*What you are asked to do:*
When a line in the listing contains the string "text", pick it out and copy it.

*Input material:*
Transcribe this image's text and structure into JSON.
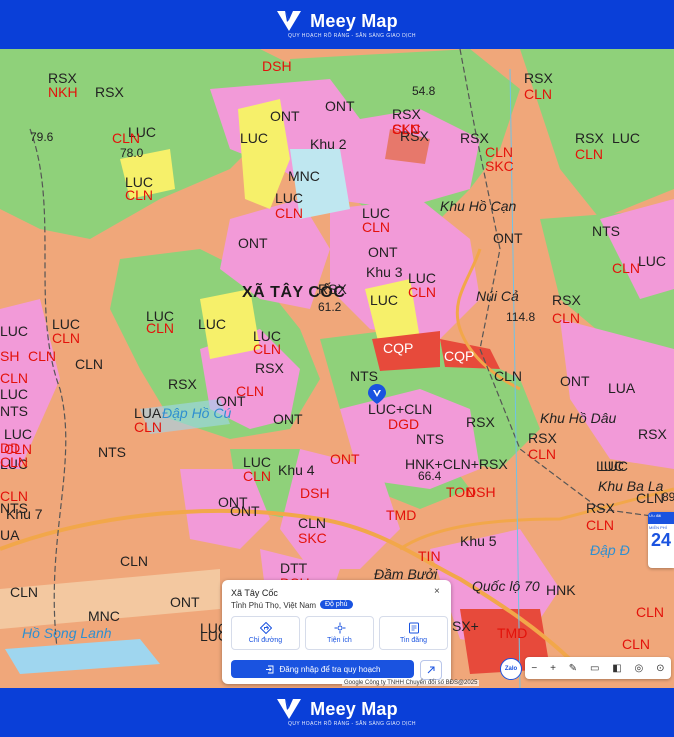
{
  "brand": {
    "name": "Meey Map",
    "tagline": "QUY HOẠCH RÕ RÀNG - SẴN SÀNG GIAO DỊCH"
  },
  "colors": {
    "brand_blue": "#0a3fd8",
    "button_blue": "#1a53e0",
    "pink": "#f29ad8",
    "green": "#8fd17a",
    "orange": "#f0a77a",
    "yellow": "#f6f06a",
    "red_zone": "#e74a3b"
  },
  "map": {
    "commune_label": "XÃ TÂY CỐC",
    "codes": [
      {
        "t": "RSX",
        "cls": "code"
      },
      {
        "t": "NKH",
        "cls": "red"
      },
      {
        "t": "RSX",
        "cls": "code"
      },
      {
        "t": "DSH",
        "cls": "red"
      },
      {
        "t": "54.8",
        "cls": "num"
      },
      {
        "t": "RSX",
        "cls": "code"
      },
      {
        "t": "CLN",
        "cls": "red"
      },
      {
        "t": "RSX",
        "cls": "code"
      },
      {
        "t": "CLN",
        "cls": "red"
      },
      {
        "t": "79.6",
        "cls": "num"
      },
      {
        "t": "LUC",
        "cls": "code"
      },
      {
        "t": "CLN",
        "cls": "red"
      },
      {
        "t": "78.0",
        "cls": "num"
      },
      {
        "t": "ONT",
        "cls": "code"
      },
      {
        "t": "RSX",
        "cls": "code"
      },
      {
        "t": "SKC",
        "cls": "red"
      },
      {
        "t": "RSX",
        "cls": "code"
      },
      {
        "t": "RSX",
        "cls": "code"
      },
      {
        "t": "LUC",
        "cls": "code"
      },
      {
        "t": "CLN",
        "cls": "red"
      },
      {
        "t": "SKC",
        "cls": "red"
      },
      {
        "t": "CLN",
        "cls": "red"
      },
      {
        "t": "LUC",
        "cls": "code"
      },
      {
        "t": "ONT",
        "cls": "code"
      },
      {
        "t": "Khu 2",
        "cls": "place"
      },
      {
        "t": "MNC",
        "cls": "code"
      },
      {
        "t": "LUC",
        "cls": "code"
      },
      {
        "t": "CLN",
        "cls": "red"
      },
      {
        "t": "LUC",
        "cls": "code"
      },
      {
        "t": "CLN",
        "cls": "red"
      },
      {
        "t": "LUC",
        "cls": "code"
      },
      {
        "t": "CLN",
        "cls": "red"
      },
      {
        "t": "Khu Hồ Cạn",
        "cls": "place-i"
      },
      {
        "t": "NTS",
        "cls": "code"
      },
      {
        "t": "LUC",
        "cls": "code"
      },
      {
        "t": "CLN",
        "cls": "red"
      },
      {
        "t": "ONT",
        "cls": "code"
      },
      {
        "t": "ONT",
        "cls": "code"
      },
      {
        "t": "ONT",
        "cls": "code"
      },
      {
        "t": "Khu 3",
        "cls": "place"
      },
      {
        "t": "LUC",
        "cls": "code"
      },
      {
        "t": "CLN",
        "cls": "red"
      },
      {
        "t": "LUC",
        "cls": "code"
      },
      {
        "t": "RSX",
        "cls": "code"
      },
      {
        "t": "61.2",
        "cls": "num"
      },
      {
        "t": "LUC",
        "cls": "code"
      },
      {
        "t": "Núi Cả",
        "cls": "place-i"
      },
      {
        "t": "RSX",
        "cls": "code"
      },
      {
        "t": "CLN",
        "cls": "red"
      },
      {
        "t": "114.8",
        "cls": "num"
      },
      {
        "t": "LUC",
        "cls": "code"
      },
      {
        "t": "CLN",
        "cls": "red"
      },
      {
        "t": "LUC",
        "cls": "code"
      },
      {
        "t": "CLN",
        "cls": "red"
      },
      {
        "t": "LUC",
        "cls": "code"
      },
      {
        "t": "LUC",
        "cls": "code"
      },
      {
        "t": "CLN",
        "cls": "red"
      },
      {
        "t": "CQP",
        "cls": "white"
      },
      {
        "t": "CQP",
        "cls": "white"
      },
      {
        "t": "CLN",
        "cls": "code"
      },
      {
        "t": "RSX",
        "cls": "code"
      },
      {
        "t": "NTS",
        "cls": "code"
      },
      {
        "t": "CLN",
        "cls": "code"
      },
      {
        "t": "ONT",
        "cls": "code"
      },
      {
        "t": "LUA",
        "cls": "code"
      },
      {
        "t": "RSX",
        "cls": "code"
      },
      {
        "t": "ONT",
        "cls": "code"
      },
      {
        "t": "LUC+CLN",
        "cls": "code"
      },
      {
        "t": "DGD",
        "cls": "red"
      },
      {
        "t": "LUA",
        "cls": "code"
      },
      {
        "t": "CLN",
        "cls": "red"
      },
      {
        "t": "Đập Hồ Cú",
        "cls": "water"
      },
      {
        "t": "ONT",
        "cls": "code"
      },
      {
        "t": "RSX",
        "cls": "code"
      },
      {
        "t": "Khu Hồ Dâu",
        "cls": "place-i"
      },
      {
        "t": "RSX",
        "cls": "code"
      },
      {
        "t": "CLN",
        "cls": "red"
      },
      {
        "t": "RSX",
        "cls": "code"
      },
      {
        "t": "LUC",
        "cls": "code"
      },
      {
        "t": "CLN",
        "cls": "red"
      },
      {
        "t": "NTS",
        "cls": "code"
      },
      {
        "t": "NTS",
        "cls": "code"
      },
      {
        "t": "ONT",
        "cls": "red"
      },
      {
        "t": "LUC",
        "cls": "code"
      },
      {
        "t": "CLN",
        "cls": "red"
      },
      {
        "t": "Khu 4",
        "cls": "place"
      },
      {
        "t": "HNK+CLN+RSX",
        "cls": "code"
      },
      {
        "t": "66.4",
        "cls": "num"
      },
      {
        "t": "TON",
        "cls": "red"
      },
      {
        "t": "DSH",
        "cls": "red"
      },
      {
        "t": "DSH",
        "cls": "red"
      },
      {
        "t": "Khu Ba La",
        "cls": "place-i"
      },
      {
        "t": "CLN",
        "cls": "code"
      },
      {
        "t": "ONT",
        "cls": "code"
      },
      {
        "t": "Khu 7",
        "cls": "place"
      },
      {
        "t": "UA",
        "cls": "code"
      },
      {
        "t": "TMD",
        "cls": "red"
      },
      {
        "t": "RSX",
        "cls": "code"
      },
      {
        "t": "CLN",
        "cls": "red"
      },
      {
        "t": "CLN",
        "cls": "code"
      },
      {
        "t": "SKC",
        "cls": "red"
      },
      {
        "t": "Khu 5",
        "cls": "place"
      },
      {
        "t": "Đập Đ",
        "cls": "water"
      },
      {
        "t": "CLN",
        "cls": "code"
      },
      {
        "t": "DTT",
        "cls": "code"
      },
      {
        "t": "DSH",
        "cls": "red"
      },
      {
        "t": "TIN",
        "cls": "red"
      },
      {
        "t": "Đầm Bưởi",
        "cls": "place-i"
      },
      {
        "t": "CLN",
        "cls": "code"
      },
      {
        "t": "HNK",
        "cls": "code"
      },
      {
        "t": "MNC",
        "cls": "code"
      },
      {
        "t": "ONT",
        "cls": "code"
      },
      {
        "t": "Quốc lộ 70",
        "cls": "place-i"
      },
      {
        "t": "Hồ Song Lanh",
        "cls": "water"
      },
      {
        "t": "TMD",
        "cls": "red"
      },
      {
        "t": "LUC",
        "cls": "code"
      },
      {
        "t": "KC",
        "cls": "red"
      },
      {
        "t": "SX+",
        "cls": "code"
      },
      {
        "t": "NTS",
        "cls": "code"
      },
      {
        "t": "LUC",
        "cls": "code"
      },
      {
        "t": "CLN",
        "cls": "red"
      },
      {
        "t": "LUC",
        "cls": "code"
      },
      {
        "t": "CLN",
        "cls": "red"
      },
      {
        "t": "NTS",
        "cls": "code"
      },
      {
        "t": "LUC",
        "cls": "code"
      },
      {
        "t": "LUC",
        "cls": "code"
      },
      {
        "t": "CLN",
        "cls": "red"
      },
      {
        "t": "CLN",
        "cls": "red"
      },
      {
        "t": "ONT",
        "cls": "code"
      },
      {
        "t": "LUC",
        "cls": "code"
      },
      {
        "t": "89",
        "cls": "num"
      },
      {
        "t": "CLN",
        "cls": "red"
      },
      {
        "t": "SH",
        "cls": "red"
      },
      {
        "t": "DD",
        "cls": "red"
      },
      {
        "t": "CLN",
        "cls": "red"
      },
      {
        "t": "CLN",
        "cls": "red"
      }
    ]
  },
  "popup": {
    "title": "Xã Tây Cốc",
    "subtitle": "Tỉnh Phú Thọ, Việt Nam",
    "badge": "Độ phủ",
    "close": "×",
    "actions": [
      {
        "label": "Chỉ đường",
        "icon": "directions-icon"
      },
      {
        "label": "Tiện ích",
        "icon": "utilities-icon"
      },
      {
        "label": "Tin đăng",
        "icon": "listings-icon"
      }
    ],
    "login_label": "Đăng nhập để tra quy hoạch",
    "share_icon": "share-icon"
  },
  "attribution": {
    "google": "Google",
    "text": "Công ty TNHH Chuyển đổi số BĐS@2025"
  },
  "controls": {
    "zalo": "Zalo",
    "tools": [
      "−",
      "+",
      "✎",
      "▭",
      "◧",
      "◎",
      "⊙"
    ]
  },
  "side_card": {
    "header": "Ưu đãi",
    "sub": "MIỄN PHÍ",
    "number": "24"
  }
}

*Response:*
Transcribe this image's text and structure into JSON.
    "text": "Công ty TNHH Chuyển đổi số BĐS@2025"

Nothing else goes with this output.